● **EXERCISE GOAL**:
Count the lines in the records that hold the string "view". Only the number should be given.

Element data from apps and pages
*** Begin section ***

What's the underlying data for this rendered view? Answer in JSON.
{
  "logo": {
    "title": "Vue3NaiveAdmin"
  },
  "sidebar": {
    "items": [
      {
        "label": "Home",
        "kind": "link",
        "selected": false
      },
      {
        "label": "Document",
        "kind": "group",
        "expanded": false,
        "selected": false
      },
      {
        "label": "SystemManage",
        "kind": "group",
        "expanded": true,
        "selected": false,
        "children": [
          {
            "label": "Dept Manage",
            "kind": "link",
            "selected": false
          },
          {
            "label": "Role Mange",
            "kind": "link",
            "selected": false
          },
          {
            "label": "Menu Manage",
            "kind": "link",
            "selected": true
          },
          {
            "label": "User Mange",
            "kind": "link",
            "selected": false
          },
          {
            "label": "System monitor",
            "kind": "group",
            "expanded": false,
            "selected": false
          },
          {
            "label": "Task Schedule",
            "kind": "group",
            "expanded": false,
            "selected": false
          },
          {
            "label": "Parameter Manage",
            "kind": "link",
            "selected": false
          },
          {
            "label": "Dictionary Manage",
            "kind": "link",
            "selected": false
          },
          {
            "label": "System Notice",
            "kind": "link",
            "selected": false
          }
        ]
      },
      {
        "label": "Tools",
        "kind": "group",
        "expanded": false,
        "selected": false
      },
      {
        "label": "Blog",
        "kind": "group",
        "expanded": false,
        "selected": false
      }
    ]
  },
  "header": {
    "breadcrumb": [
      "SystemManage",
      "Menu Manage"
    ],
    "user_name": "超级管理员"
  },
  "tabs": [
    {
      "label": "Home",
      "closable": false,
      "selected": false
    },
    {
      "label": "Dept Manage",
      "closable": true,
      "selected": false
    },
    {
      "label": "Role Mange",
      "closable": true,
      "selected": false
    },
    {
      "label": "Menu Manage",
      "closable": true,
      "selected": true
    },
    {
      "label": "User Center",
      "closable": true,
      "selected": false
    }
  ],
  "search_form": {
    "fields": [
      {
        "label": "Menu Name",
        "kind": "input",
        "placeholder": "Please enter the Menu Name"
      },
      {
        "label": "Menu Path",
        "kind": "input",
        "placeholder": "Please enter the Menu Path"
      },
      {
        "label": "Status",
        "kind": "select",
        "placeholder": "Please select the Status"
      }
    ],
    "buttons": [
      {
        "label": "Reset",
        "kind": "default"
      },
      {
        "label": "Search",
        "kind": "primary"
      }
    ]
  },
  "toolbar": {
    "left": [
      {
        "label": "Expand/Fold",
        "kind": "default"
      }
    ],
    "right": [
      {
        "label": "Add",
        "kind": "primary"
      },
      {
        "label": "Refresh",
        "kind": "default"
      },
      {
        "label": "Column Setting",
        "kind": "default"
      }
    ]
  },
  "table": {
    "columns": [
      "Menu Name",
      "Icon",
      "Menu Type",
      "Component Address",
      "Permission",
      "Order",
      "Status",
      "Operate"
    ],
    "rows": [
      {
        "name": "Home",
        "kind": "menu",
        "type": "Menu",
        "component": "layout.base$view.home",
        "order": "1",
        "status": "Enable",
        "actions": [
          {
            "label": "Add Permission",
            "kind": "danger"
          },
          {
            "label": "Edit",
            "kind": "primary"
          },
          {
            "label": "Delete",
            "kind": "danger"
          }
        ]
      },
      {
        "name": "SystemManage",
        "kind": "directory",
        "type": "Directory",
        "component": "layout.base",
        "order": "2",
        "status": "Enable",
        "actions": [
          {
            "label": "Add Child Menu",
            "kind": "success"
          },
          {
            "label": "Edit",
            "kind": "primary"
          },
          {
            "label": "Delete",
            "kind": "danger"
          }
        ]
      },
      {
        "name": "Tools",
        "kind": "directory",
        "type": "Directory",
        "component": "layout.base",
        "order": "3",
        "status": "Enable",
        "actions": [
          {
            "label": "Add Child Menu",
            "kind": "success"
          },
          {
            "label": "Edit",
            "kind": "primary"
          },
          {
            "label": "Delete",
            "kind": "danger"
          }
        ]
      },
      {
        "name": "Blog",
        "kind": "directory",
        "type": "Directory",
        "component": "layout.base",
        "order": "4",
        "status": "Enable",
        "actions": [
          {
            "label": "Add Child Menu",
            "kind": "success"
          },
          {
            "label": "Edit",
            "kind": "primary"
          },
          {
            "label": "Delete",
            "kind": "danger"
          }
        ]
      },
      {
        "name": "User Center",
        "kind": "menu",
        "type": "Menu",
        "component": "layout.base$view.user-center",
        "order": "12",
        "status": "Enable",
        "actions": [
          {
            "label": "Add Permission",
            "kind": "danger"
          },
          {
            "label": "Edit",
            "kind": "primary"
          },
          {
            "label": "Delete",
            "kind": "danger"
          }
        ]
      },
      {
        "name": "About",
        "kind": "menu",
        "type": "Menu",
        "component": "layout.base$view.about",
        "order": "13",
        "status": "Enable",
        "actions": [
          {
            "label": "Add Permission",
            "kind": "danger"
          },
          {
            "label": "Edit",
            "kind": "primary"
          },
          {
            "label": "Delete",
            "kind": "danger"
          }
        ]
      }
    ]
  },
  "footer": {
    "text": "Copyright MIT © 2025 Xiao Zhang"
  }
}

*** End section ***
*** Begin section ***

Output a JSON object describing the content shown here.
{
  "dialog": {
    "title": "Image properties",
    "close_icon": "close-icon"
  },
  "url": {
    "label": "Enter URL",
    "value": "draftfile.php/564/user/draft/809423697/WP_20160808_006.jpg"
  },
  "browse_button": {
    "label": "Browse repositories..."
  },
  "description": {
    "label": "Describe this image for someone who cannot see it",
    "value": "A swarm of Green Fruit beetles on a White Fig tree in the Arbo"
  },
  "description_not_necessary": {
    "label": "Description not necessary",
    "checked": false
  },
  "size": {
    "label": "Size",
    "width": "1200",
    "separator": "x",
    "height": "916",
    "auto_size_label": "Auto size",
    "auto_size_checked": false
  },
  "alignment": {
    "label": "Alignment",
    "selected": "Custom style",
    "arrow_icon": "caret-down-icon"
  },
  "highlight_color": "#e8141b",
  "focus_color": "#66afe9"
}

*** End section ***

● **SOLUTION**:
4